By Tom Semioli
The people have the power to redeem the work of fools, upon the meek the graces shower, it’s decreed the people rule … Patti Smith
Despite their often holier-than-thou behavior, the owners do not “own” the game known as Major League Baseball. Nor do the players “own” the game of baseball. Nor do the agents “own” baseball. The game of baseball, in particular the professional versions, are owned by “we the people.”
If the we the people, some of whom are actually baseball fans, do not pay the taxes to fund baseball stadiums, the games are not played. And, if we the people who are fans do not attend the games, listen to the games on radio or internet, witness the games on television or via the internet, or purchase billions of dollars worth of baseball merchandise from replica jerseys to hats to key chains and more– the games do not exist, period. Baseball would still be an amateur sandlot and scholastic level sport.
The greatest honor for any Major League Baseball player is induction to its Hall of Fame in Cooperstown – which, incidentally, is not the birthplace of baseball. Debates over who should be immortalized or who should be excluded are as entertaining and timeless as the action on the diamond. (Where is Marvin Miller? Jim Katt? Dale Murphy? Fred McGriff? Edgar Martinez? Pete Rose?)
Now the mighty winds of controversy are swirling over the eligibility of induction for the Major League Baseball lifetime home run record holder, Barry Bonds: heir to baseball icon Henry Aaron who achieved his home run record under the torrent of racism. In all of sports, there is no record more glamorous, more recognized, more widely acknowledged than the all-time home run record.

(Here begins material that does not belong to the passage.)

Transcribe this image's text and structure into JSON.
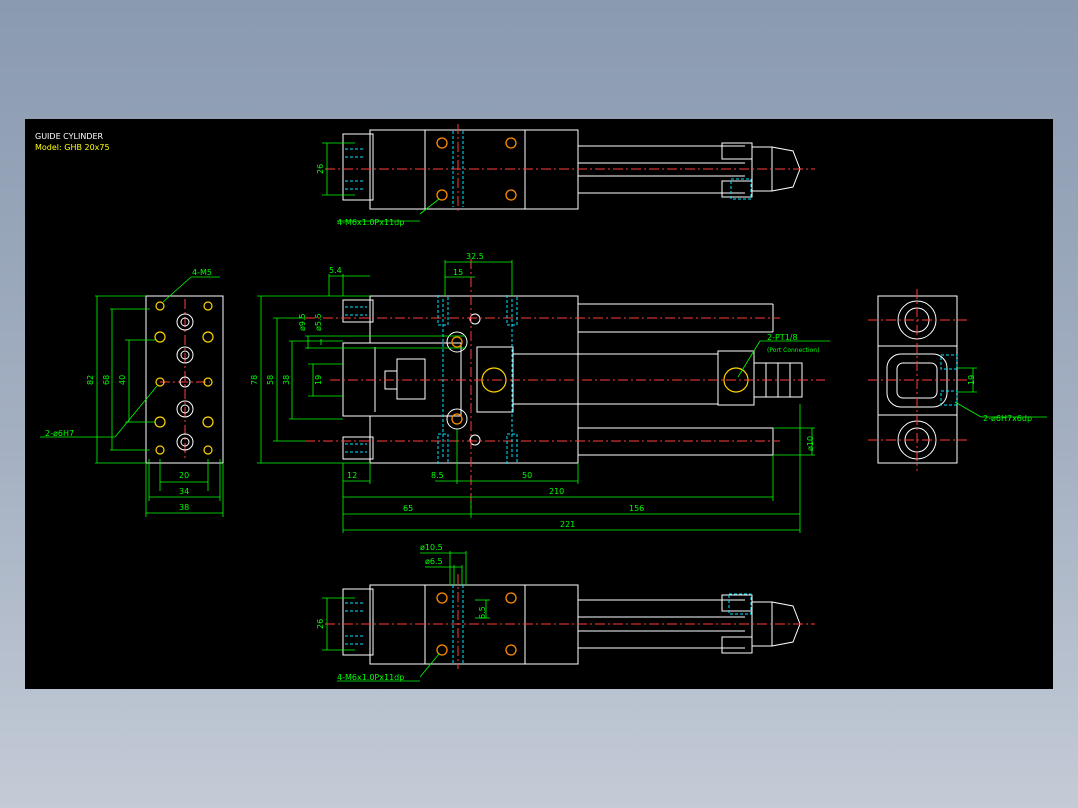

Though he has never been convicted, nor confessed to steroid use, Barry Bonds has become the de-facto “poster boy” of the Steroid Era of Baseball. Major League Baseball, along with its fawning press have all but erased Bonds from history. Yet now that he is officially eligible – Barry Bonds is back, sort of.
If you participate in most sports surveys to cast your informal, un-official citizen fan vote for the Major League Baseball Hall of Fame – you’ll fast discover that the percentages of “no to Barry” far exceeds “yes to Barry” despite the fact that Barry Bonds never failed a steroid test. All the evidence against Bonds remains anecdotal.
The steroid era – usually gauged as 1990 to the time of the Congressional Hearings of 2008 – was not relegated to the baseball fields. Steroid use was evident at your local gym, in your office, and on your suburban and city streets from New York to San Francisco, from Dallas to Detroit. What marijuana use was to the Woodstock Generation, steroids were to the 1990s.
Yes, America was a nation of “juicers.” It still is. So how did baseball fans not know that their heroes were juiced? Scores of players in their late 30s – the age frame wherein a major league player’s skills naturally decline – were belting 30, 40, 50, 60, 70 home runs! Baseballs were routinely flying out of stadiums! Baseball players were twice the size of an average American human being! The anecdotal evidence of steroid use was everywhere.
For those of you too young to remember the 1990s, check archival video on YouTube.Com and compare the size of players in the Steroid Era to players in the 1980s. No amount of legitimate nutrition and exercise could achieve such super-human results.
I’ll give a pass (this time) to the media and teams which profited from the astronomical ratings (“Chicks Dig the Long Ball”) and box-office. But where were the fans who love the game more than life itself? Where were the fans that refer to their teams as “we?” Where were the fans that mark the most important days of their lives in correlation with World Series victories? Where were the fans which inspire their kids to follow the righteous path of baseball stars? Where were the adult fans who dress up as their favorite players - even when it’s not Halloween? Where were the fans who spit vitriol at opposing players? Where were the fans who knew more about the minutia of the game more than they knew about their own government? Why did they not speak up?
The Steroids Era happened because the fans allowed it to happen. The fans took no action, the fans did not speak out, the fans did not demand “justice” -despite the fact that the fans are the most powerful players in the game of Major League Baseball. Since the fans – the true owners of the game – allowed it happen, the Steroid Era is therefore legitimate.
Enter Barry Bonds, Sammy Sosa, Mark McGwire, Rafael Palmerio, and Jose Canseco, among the others who have been accused into the Hall of Fame. Need a scapegoat for steroids? You can start with baseball fans!
Addenda: Incidentally, performance enhancing drugs in baseball are not new. Players of previous generations routinely took amphetamines to survive the long grueling seasons. Read Jim Bouton’s “Ball Four” or Jim Brosnan’s “The Long Season” for further education on the subject. Do we need to remove the Hall of Fame inductees who took uppers? And where is the competitive advantage when juiced pitchers, juiced batters, and juiced fielders all compete against each other?